LONDON — Daniella Helayel, who briefly became the world’s most famous designer when Kate Middleton donned a royal blue jersey Issa dress the day her engagement to Prince William became public in 2010, has returned with a new women’s collection called Dhela.
Helayel, the founder and former creative director of Issa, will be selling her spring 2017 collection of breezy dresses, tops and trousers at Showroom Seven in New York starting Friday, and through the same showroom in Paris.
While the signature Helayel details are all there — the figure-flattering shapes, punchy colors and nature-inspired prints — this collection is a departure from the knee-grazing, jersey Issa dresses that were a mainstay of many a socialite’s wardrobe until Helayel exited the label in 2013.
“Dhela is very bohemian, laid-back, elegant — and there’s very little jersey,” said the Brazilian designer from her studio in southwest London. “It’s what I feel like right now — I want to wear long dresses — and some glitter. The clothes are meant for summer in St. Tropez or Ibiza.”
The collection is full of fabrics including crepe de chine, double georgette, stretch satin, cotton lace and silks adorned with fine silver or gold threads.
There are lightweight cotton caftans and belted shirt or tiered styles; long dresses with halter tops, fitted waists or cutout backs; wide-leg jumpsuits, pajama trousers; off-the-shoulder tops, and long skirts.
More fitted styles include A-line cotton lace dresses with long sleeves and high necks, scoop-neck ones with inset fabric bands at the waist, or Forties-inspired styles.
An orchid print — abstract, exploded or done in repeating patterns — runs through the collection. There are also lots of thick and thin diagonal stripes, while the color palette includes deep blue and green, red, fuchsia, faded pink and gold. The average price is about $500-$600 pounds ($667 to $801).
Helayel said her aim is to develop Dhela into a lifestyle brand. She’s already whipped up a few girls’ cotton dresses and tops so daughters can coordinate with mothers on the beach, and the next step will be a few pieces of men’s wear, including a Hawaiian-style shirt and swimming trunks.
“I want to create as many beautiful and flattering clothes as I can — and I have an overload of ideas,” said Helayel.
Helayel quit Issa two years after selling a 51 percent stake to Camilla Al Fayed, who shuttered the label last year.
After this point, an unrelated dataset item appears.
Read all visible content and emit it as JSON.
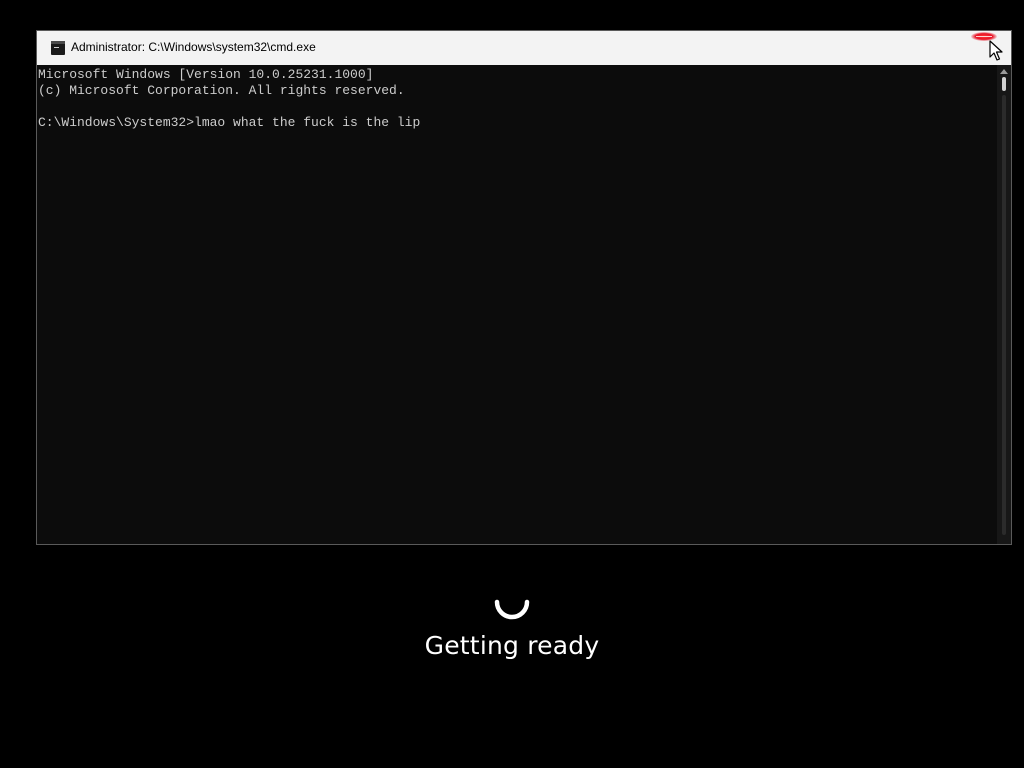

Over the past three years, Helayel pursued personal interests such as art and travel, did some design consulting, and most recently worked with the British high street retailer Monsoon on a capsule range of dresses resembling her old designs for Issa.
Helayel founded Issa in 2001, and at its height the label sold in 43 countries, at more than 350 doors.
She said the new collection’s name, Dhela, has multiple meanings. It’s a nod to her first and last names, and also a spin on the word “dela,” which means “hers” in Portuguese. The designer said this time around, the label will most definitely remain her own.
“No one is going to take it away,” she said.